#### WORK ITEM
Only lines with the word "name" are needed; collect each of them from the listing below.

#### EXCERPTED DATA
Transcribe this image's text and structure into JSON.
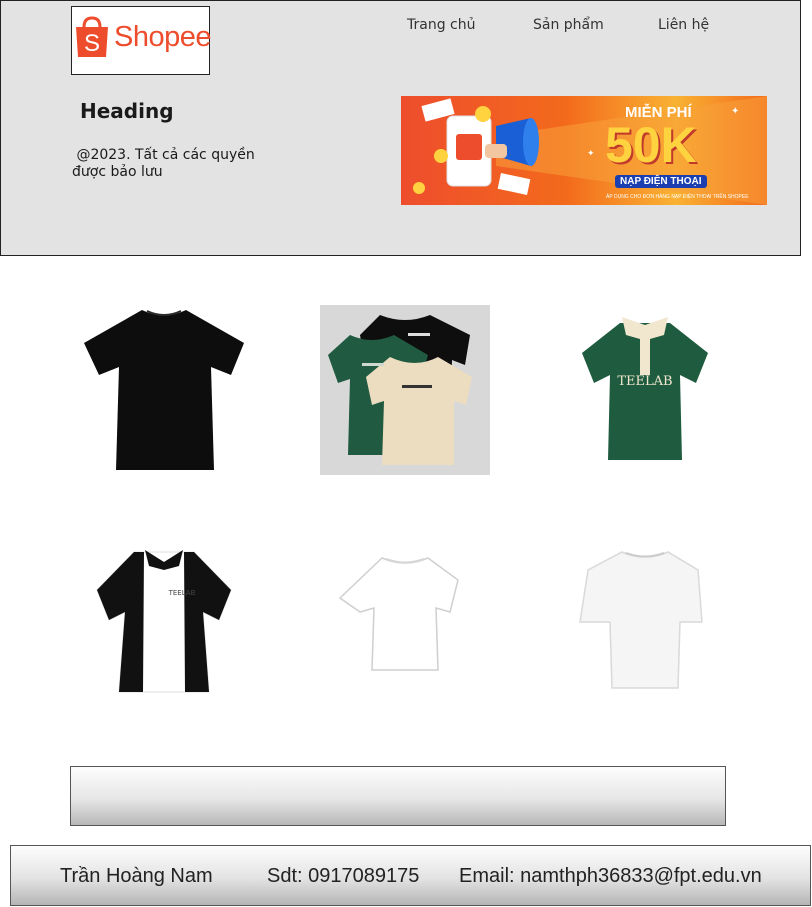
{
  "logo": {
    "brand_text": "Shopee",
    "bag_letter": "S",
    "brand_color": "#ee4d2d"
  },
  "nav": {
    "items": [
      "Trang chủ",
      "Sản phẩm",
      "Liên hệ"
    ]
  },
  "hero": {
    "heading": "Heading",
    "copyright": " @2023. Tất cả các quyền\nđược bảo lưu"
  },
  "banner": {
    "free_label": "MIỄN PHÍ",
    "amount": "50K",
    "tag": "NẠP ĐIỆN THOẠI",
    "note": "ÁP DỤNG CHO ĐƠN HÀNG NẠP ĐIỆN THOẠI TRÊN SHOPEE",
    "colors": {
      "orange": "#ee4d2d",
      "yellow": "#ffd23f",
      "blue": "#1b3fb0"
    }
  },
  "products": [
    {
      "name": "black-tshirt",
      "color": "#0d0d0d"
    },
    {
      "name": "tshirt-bundle",
      "color": "#1f5a41"
    },
    {
      "name": "green-polo",
      "color": "#1f5c3f",
      "print": "TEELAB"
    },
    {
      "name": "black-white-polo",
      "color": "#111111",
      "print": "TEELAB"
    },
    {
      "name": "white-tshirt",
      "color": "#ffffff"
    },
    {
      "name": "white-oversize-tshirt",
      "color": "#ffffff"
    }
  ],
  "footer": {
    "name": "Trần Hoàng Nam",
    "phone": "Sdt: 0917089175",
    "email": "Email: namthph36833@fpt.edu.vn"
  }
}
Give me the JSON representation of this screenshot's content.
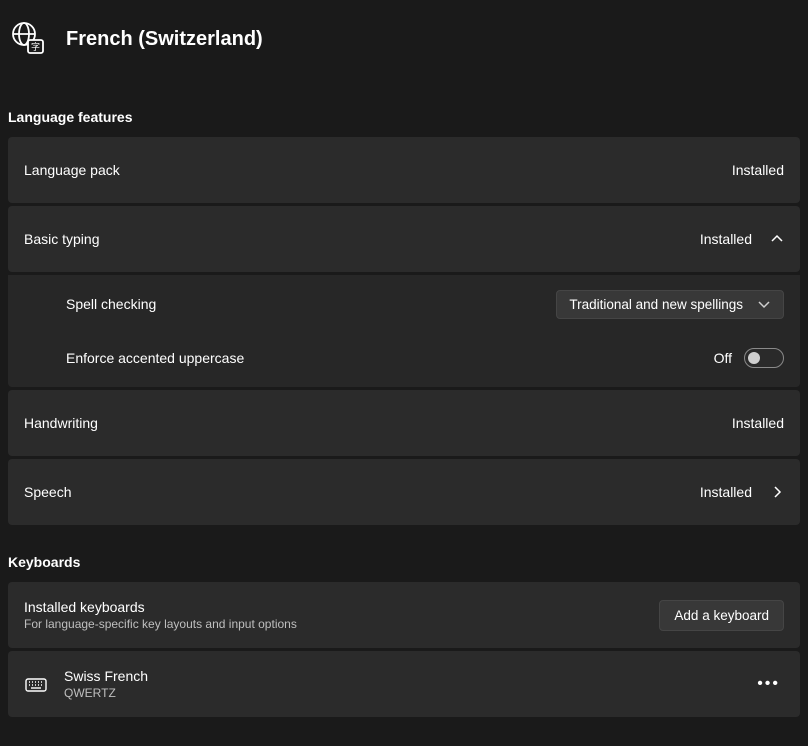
{
  "header": {
    "title": "French (Switzerland)"
  },
  "sections": {
    "features_label": "Language features",
    "keyboards_label": "Keyboards"
  },
  "features": {
    "language_pack": {
      "title": "Language pack",
      "status": "Installed"
    },
    "basic_typing": {
      "title": "Basic typing",
      "status": "Installed"
    },
    "spell_checking": {
      "title": "Spell checking",
      "dropdown_value": "Traditional and new spellings"
    },
    "accented_uppercase": {
      "title": "Enforce accented uppercase",
      "toggle_label": "Off"
    },
    "handwriting": {
      "title": "Handwriting",
      "status": "Installed"
    },
    "speech": {
      "title": "Speech",
      "status": "Installed"
    }
  },
  "keyboards": {
    "installed_title": "Installed keyboards",
    "installed_subtitle": "For language-specific key layouts and input options",
    "add_button": "Add a keyboard",
    "items": [
      {
        "name": "Swiss French",
        "layout": "QWERTZ"
      }
    ]
  }
}
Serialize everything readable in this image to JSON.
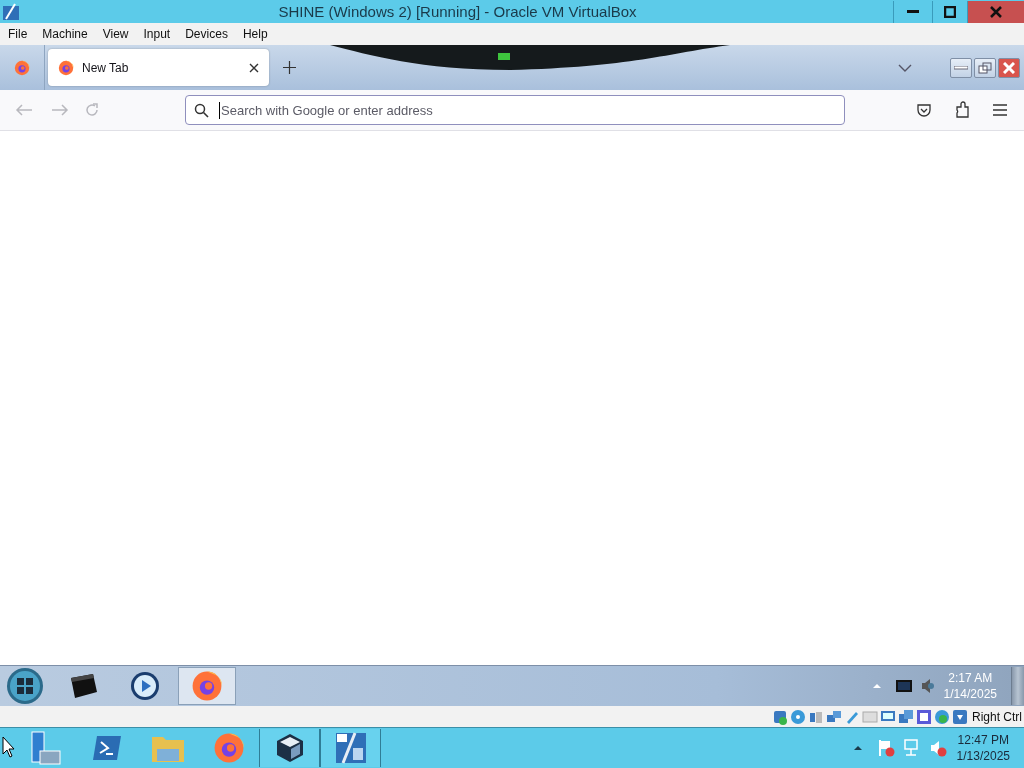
{
  "window": {
    "title": "SHINE (Windows 2) [Running] - Oracle VM VirtualBox"
  },
  "menu": {
    "items": [
      "File",
      "Machine",
      "View",
      "Input",
      "Devices",
      "Help"
    ]
  },
  "browser": {
    "tabs": [
      {
        "label": "New Tab",
        "selected": true
      }
    ],
    "address_bar": {
      "placeholder": "Search with Google or enter address"
    }
  },
  "guest_taskbar": {
    "apps": [
      {
        "kind": "start"
      },
      {
        "kind": "box",
        "selected": false
      },
      {
        "kind": "media",
        "selected": false
      },
      {
        "kind": "firefox",
        "selected": true
      }
    ],
    "clock": {
      "time": "2:17 AM",
      "date": "1/14/2025"
    }
  },
  "status_bar": {
    "host_key": "Right Ctrl"
  },
  "host_taskbar": {
    "apps": [
      {
        "kind": "server",
        "running": false
      },
      {
        "kind": "shell",
        "running": false
      },
      {
        "kind": "folder",
        "running": false
      },
      {
        "kind": "firefox",
        "running": false
      },
      {
        "kind": "virtualbox",
        "running": true
      },
      {
        "kind": "vm",
        "running": true
      }
    ],
    "clock": {
      "time": "12:47 PM",
      "date": "1/13/2025"
    }
  }
}
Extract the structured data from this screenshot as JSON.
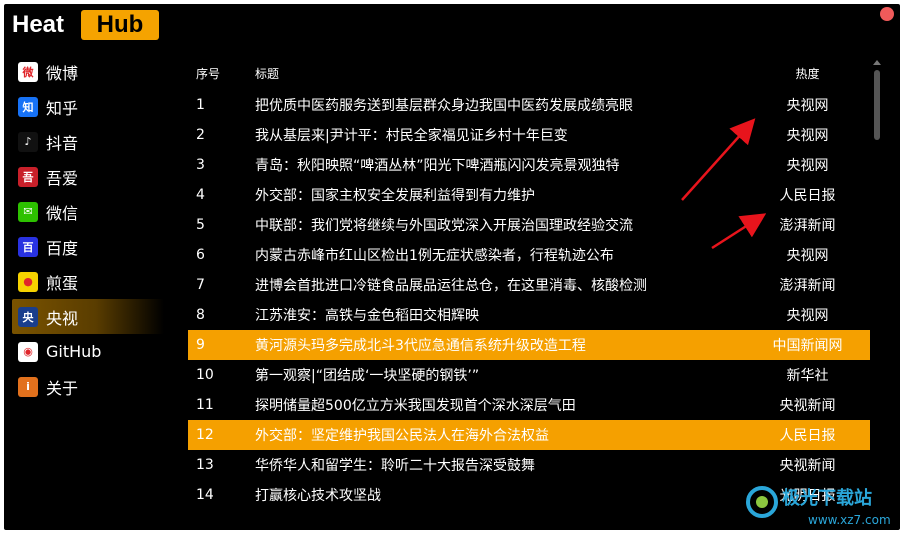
{
  "app": {
    "logo_left": "Heat",
    "logo_right": "Hub"
  },
  "sidebar": {
    "items": [
      {
        "label": "微博",
        "icon": "weibo-icon",
        "color": "#ffffff",
        "glyph": "微",
        "active": false
      },
      {
        "label": "知乎",
        "icon": "zhihu-icon",
        "color": "#1772f6",
        "glyph": "知",
        "active": false
      },
      {
        "label": "抖音",
        "icon": "douyin-icon",
        "color": "#111111",
        "glyph": "♪",
        "active": false
      },
      {
        "label": "吾爱",
        "icon": "52pojie-icon",
        "color": "#c8202a",
        "glyph": "吾",
        "active": false
      },
      {
        "label": "微信",
        "icon": "wechat-icon",
        "color": "#2dc100",
        "glyph": "✉",
        "active": false
      },
      {
        "label": "百度",
        "icon": "baidu-icon",
        "color": "#2932e1",
        "glyph": "百",
        "active": false
      },
      {
        "label": "煎蛋",
        "icon": "jandan-icon",
        "color": "#f6d200",
        "glyph": "●",
        "active": false
      },
      {
        "label": "央视",
        "icon": "cctv-icon",
        "color": "#1a3e8c",
        "glyph": "央",
        "active": true
      },
      {
        "label": "GitHub",
        "icon": "github-icon",
        "color": "#ffffff",
        "glyph": "◉",
        "active": false
      },
      {
        "label": "关于",
        "icon": "info-icon",
        "color": "#e2711d",
        "glyph": "i",
        "active": false
      }
    ]
  },
  "table": {
    "headers": {
      "no": "序号",
      "title": "标题",
      "heat": "热度"
    },
    "rows": [
      {
        "no": "1",
        "title": "把优质中医药服务送到基层群众身边我国中医药发展成绩亮眼",
        "heat": "央视网",
        "hl": false
      },
      {
        "no": "2",
        "title": "我从基层来|尹计平：村民全家福见证乡村十年巨变",
        "heat": "央视网",
        "hl": false
      },
      {
        "no": "3",
        "title": "青岛：秋阳映照“啤酒丛林”阳光下啤酒瓶闪闪发亮景观独特",
        "heat": "央视网",
        "hl": false
      },
      {
        "no": "4",
        "title": "外交部：国家主权安全发展利益得到有力维护",
        "heat": "人民日报",
        "hl": false
      },
      {
        "no": "5",
        "title": "中联部：我们党将继续与外国政党深入开展治国理政经验交流",
        "heat": "澎湃新闻",
        "hl": false
      },
      {
        "no": "6",
        "title": "内蒙古赤峰市红山区检出1例无症状感染者，行程轨迹公布",
        "heat": "央视网",
        "hl": false
      },
      {
        "no": "7",
        "title": "进博会首批进口冷链食品展品运往总仓，在这里消毒、核酸检测",
        "heat": "澎湃新闻",
        "hl": false
      },
      {
        "no": "8",
        "title": "江苏淮安：高铁与金色稻田交相辉映",
        "heat": "央视网",
        "hl": false
      },
      {
        "no": "9",
        "title": "黄河源头玛多完成北斗3代应急通信系统升级改造工程",
        "heat": "中国新闻网",
        "hl": true
      },
      {
        "no": "10",
        "title": "第一观察|“团结成‘一块坚硬的钢铁’”",
        "heat": "新华社",
        "hl": false
      },
      {
        "no": "11",
        "title": "探明储量超500亿立方米我国发现首个深水深层气田",
        "heat": "央视新闻",
        "hl": false
      },
      {
        "no": "12",
        "title": "外交部：坚定维护我国公民法人在海外合法权益",
        "heat": "人民日报",
        "hl": true
      },
      {
        "no": "13",
        "title": "华侨华人和留学生：聆听二十大报告深受鼓舞",
        "heat": "央视新闻",
        "hl": false
      },
      {
        "no": "14",
        "title": "打赢核心技术攻坚战",
        "heat": "光明日报",
        "hl": false
      }
    ]
  },
  "watermark": {
    "text": "极光下载站",
    "url": "www.xz7.com"
  },
  "colors": {
    "accent": "#f5a000",
    "close": "#f05a5a",
    "arrow": "#e8141c"
  }
}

#### SOLUTION FOR THIS PROBLEM
      "name": "black-tshirt",
      "name": "tshirt-bundle",
      "name": "green-polo",
      "name": "black-white-polo",
      "name": "white-tshirt",
      "name": "white-oversize-tshirt",
    "name": "Trần Hoàng Nam",
        "name": "Swiss French",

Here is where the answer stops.